While Washington’s Metro has its share of problems as anyone who has ridden it knows, its stunning yet simple brutalist design by Harry Weese still stands the test of time and is a true architectural symbol here in the nation’s capital. The mid-century modern design has now garnered the 2014 American Institute of America’s Twenty-five Year Award, which recognizes architectural design of enduring significance. “The Twenty-five Year Award is conferred on a building project that has stood the test of time by embodying architectural excellence for 25 to 35 years,” according to the AIA. “Projects must demonstrate excellence in function, in the distinguished execution of its original program, and in the creative aspects of its statement by today’s standards.”
See what the jury had to say:
“The striking design of the prototypical Washington Metro station revolutionized public perceptions of mass transit in the mid-to-late 20th century. The station designs have held up remarkably well despite the phenomenal population growth of the Washington region and accelerating pressures on the system.
“The stations are airy and spacious, avoiding the claustrophobic qualities of so many older subway facilities in other cities. They are quintessentially modern while maintaining a certain grandeur befitting the nation’s capital. The original stations are now–and have always been–largely free of graffiti and litter, thanks in part to thoughtful planning on the part of the original architects–the designs actively discourage the sort of degradations that plague many other mass transit systems.”

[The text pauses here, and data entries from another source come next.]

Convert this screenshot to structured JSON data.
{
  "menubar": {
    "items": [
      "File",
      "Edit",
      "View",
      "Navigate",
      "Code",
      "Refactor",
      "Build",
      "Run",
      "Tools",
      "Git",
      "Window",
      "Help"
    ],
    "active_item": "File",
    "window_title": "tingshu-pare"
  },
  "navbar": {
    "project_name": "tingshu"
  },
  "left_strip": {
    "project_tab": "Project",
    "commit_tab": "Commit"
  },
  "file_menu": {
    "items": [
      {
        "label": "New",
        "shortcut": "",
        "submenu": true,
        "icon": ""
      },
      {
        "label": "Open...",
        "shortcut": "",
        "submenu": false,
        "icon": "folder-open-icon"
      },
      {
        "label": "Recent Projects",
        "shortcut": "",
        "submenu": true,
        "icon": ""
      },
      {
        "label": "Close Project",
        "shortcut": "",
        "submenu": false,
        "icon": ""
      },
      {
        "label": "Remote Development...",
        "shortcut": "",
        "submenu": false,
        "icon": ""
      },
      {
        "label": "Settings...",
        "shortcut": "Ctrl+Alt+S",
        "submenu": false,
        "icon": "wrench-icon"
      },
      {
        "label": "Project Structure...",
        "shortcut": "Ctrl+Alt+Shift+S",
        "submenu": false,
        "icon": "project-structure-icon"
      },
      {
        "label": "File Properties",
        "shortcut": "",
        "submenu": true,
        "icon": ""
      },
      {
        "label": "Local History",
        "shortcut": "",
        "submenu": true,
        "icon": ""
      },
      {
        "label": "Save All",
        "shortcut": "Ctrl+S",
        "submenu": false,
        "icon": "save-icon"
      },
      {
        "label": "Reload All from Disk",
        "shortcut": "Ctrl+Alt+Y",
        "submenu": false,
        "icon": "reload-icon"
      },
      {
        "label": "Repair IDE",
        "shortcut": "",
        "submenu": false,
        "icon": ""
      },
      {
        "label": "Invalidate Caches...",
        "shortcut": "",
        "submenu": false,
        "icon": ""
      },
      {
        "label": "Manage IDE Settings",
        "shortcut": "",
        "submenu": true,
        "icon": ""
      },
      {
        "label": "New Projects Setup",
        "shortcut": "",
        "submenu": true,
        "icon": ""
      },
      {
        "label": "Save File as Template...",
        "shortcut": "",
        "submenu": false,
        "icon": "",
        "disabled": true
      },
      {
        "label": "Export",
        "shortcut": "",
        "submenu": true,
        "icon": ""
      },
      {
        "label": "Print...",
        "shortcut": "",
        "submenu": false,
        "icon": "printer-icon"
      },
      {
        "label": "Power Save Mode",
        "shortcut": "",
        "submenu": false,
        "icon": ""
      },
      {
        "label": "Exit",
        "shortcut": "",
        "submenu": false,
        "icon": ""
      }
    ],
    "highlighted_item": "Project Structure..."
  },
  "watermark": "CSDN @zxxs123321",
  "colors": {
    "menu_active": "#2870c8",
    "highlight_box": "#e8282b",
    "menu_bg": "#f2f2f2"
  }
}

The award will be presented this June at the AIA National Convention in Chicago, Weese’s hometown.